→ **WORK INSTRUCTION**:
What lines in this listing contain the string "Solutions"? Report each one by copying it.

RECORDS SUPPLIED Block Start

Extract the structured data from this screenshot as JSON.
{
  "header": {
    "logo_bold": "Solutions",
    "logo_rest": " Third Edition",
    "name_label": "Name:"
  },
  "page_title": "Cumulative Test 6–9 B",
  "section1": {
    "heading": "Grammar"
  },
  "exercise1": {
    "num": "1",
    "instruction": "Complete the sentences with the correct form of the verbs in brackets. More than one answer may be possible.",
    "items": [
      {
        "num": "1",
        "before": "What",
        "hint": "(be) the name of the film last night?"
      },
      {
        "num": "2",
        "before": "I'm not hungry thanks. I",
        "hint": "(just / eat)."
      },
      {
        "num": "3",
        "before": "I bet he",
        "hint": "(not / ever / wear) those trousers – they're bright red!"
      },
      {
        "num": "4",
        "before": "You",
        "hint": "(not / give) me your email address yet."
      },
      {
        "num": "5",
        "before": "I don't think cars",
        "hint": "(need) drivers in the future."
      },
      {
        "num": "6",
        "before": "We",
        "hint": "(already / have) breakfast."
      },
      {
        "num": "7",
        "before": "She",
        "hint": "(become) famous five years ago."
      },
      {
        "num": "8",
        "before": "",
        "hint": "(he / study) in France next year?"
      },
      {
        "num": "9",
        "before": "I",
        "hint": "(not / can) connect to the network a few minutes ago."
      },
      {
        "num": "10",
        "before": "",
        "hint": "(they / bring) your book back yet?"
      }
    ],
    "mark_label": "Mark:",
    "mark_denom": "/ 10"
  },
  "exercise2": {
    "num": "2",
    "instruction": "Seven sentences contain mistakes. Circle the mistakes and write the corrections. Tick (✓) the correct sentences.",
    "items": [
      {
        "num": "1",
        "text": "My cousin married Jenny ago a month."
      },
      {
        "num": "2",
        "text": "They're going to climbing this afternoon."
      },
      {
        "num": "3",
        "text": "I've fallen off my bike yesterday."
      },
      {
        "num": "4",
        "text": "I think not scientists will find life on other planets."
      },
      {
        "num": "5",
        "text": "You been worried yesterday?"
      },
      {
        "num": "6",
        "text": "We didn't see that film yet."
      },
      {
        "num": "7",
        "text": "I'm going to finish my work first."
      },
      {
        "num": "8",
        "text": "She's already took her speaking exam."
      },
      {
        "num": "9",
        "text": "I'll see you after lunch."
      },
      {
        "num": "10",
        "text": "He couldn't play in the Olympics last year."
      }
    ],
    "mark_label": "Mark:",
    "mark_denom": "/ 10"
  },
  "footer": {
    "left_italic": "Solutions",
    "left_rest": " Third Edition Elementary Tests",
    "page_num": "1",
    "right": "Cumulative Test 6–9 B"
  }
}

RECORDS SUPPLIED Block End

→ **ANSWER TO THE EXERCISE**:
    "logo_bold": "Solutions",
    "left_italic": "Solutions",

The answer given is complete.